Sell-offs and bearish performance will increase if the 1.2110 support level is breached, which paves the way for a move towards the psychological support level at 1.2000.
This week's sell-offs have pushed the EUR/USD pair to the support level of 1.2132 before it settled around the 1.2160 level as of this writing. Investors' fears have returned about the increasing numbers of COVID-19 infections and deaths in Europe and the subsequent restrictions and lockdowns.
Spain recorded 38,869 cases of coronavirus and 195 deaths only yesterday. Accordingly, the incidence rate increased for two weeks per 100,000 residents, which doubled over the past month, to 492 cases on Wednesday. The country has recorded a total of 2.17 million cases and more than 52,000 confirmed deaths.
Coronavirus deaths in the US recorded their highest level in one day, with more than 4,300 dead. California has lifted some stay-at-home orders in northern counties, while many are still in effect as coronavirus cases increase.
Japan has expanded the virus emergency to 7 other regions as cases increase.
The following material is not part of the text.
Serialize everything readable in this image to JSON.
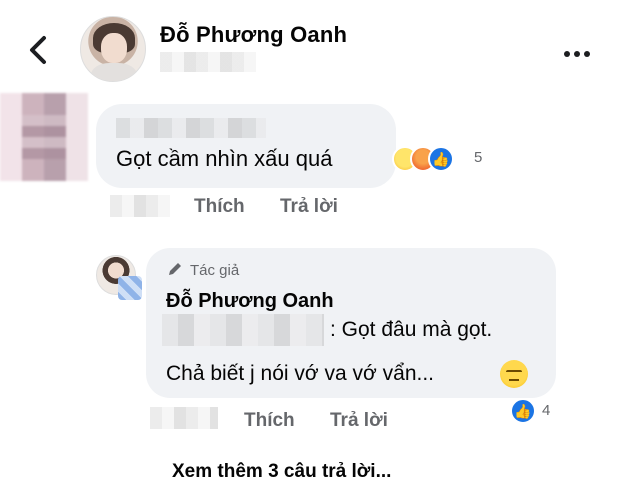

Data from Eurostat, the European statistics agency, showed that industrial production growth in the Eurozone accelerated unexpectedly in November, driven by strong growth in capital goods production. Accordingly, industrial production increased by 2.5% on a monthly basis, faster than the 2.3% increase in October. It was the fastest growth in four months and far exceeded economists' expectations of 0.2%. Production of capital goods increased by 7%, and production of intermediate goods increased by 1.5%. Meanwhile, energy production decreased by 3.9%. Production of durable and non-durable consumer goods decreased by 1.2% and 1.7%, respectively.
On an annual basis, the decline in industrial production slowed to 0.6% from 3.5% in October. Production was expected to decline by 3.3%.
In the entire European Union, industrial production grew by 2.3% month-on-month in November, but decreased by 0.4% compared to the same period last year. Among the member states, Ireland recorded the largest monthly growth of 52.8%. Meanwhile, the largest decreases were observed in Portugal, Belgium and Croatia.
The US Labor Department released a report showing that US consumer prices rose in line with economists' estimates in December. The report said that the Consumer Price Index rose by 0.4% in December after rising by 0.2% in November. Price growth matched expectations. The Labor Department also said that the CPI progress was driven by a 8.4% jump in gasoline prices, which accounted for more than 60% of the overall increase.
Other components of the Energy Index were mixed, leading to an increase of 4.0% for the month. Excluding food and energy prices, the core CPI rose 0.1% in December after rising 0.2% in November. The sharp increase in base prices also matched economists' estimates. Commenting on the report numbers, Cathy Bostancec, Chief US Financial Economist at Oxford Economics, said: “The benign core inflation readings support our call that the Fed does not raise interest rates from the actual historical minimum until 2024 and begin to reduce quantitative easing until 2023.”
Technical analysis of the pair:
On the four-hour chart, the EUR/USD pair appears to be forming a head-and-shoulders pattern. Sell-offs and bearish performance will increase if the 1.2110 support level is breached, which paves the way for a move towards the psychological support level at 1.2000. The performance will turn bullish if the resistance at 1.2300 is breached again. But I still prefer selling the currency pair from every high, as fears of a continuation of the pandemic despite reaching vaccines still persist.
Today's economic calendar:
The European Central Bank's monetary policy report will be announced. From the United States, we expect the number of weekly unemployment claims, followed by the upcoming statements of Federal Reserve Chair Jerome Powell.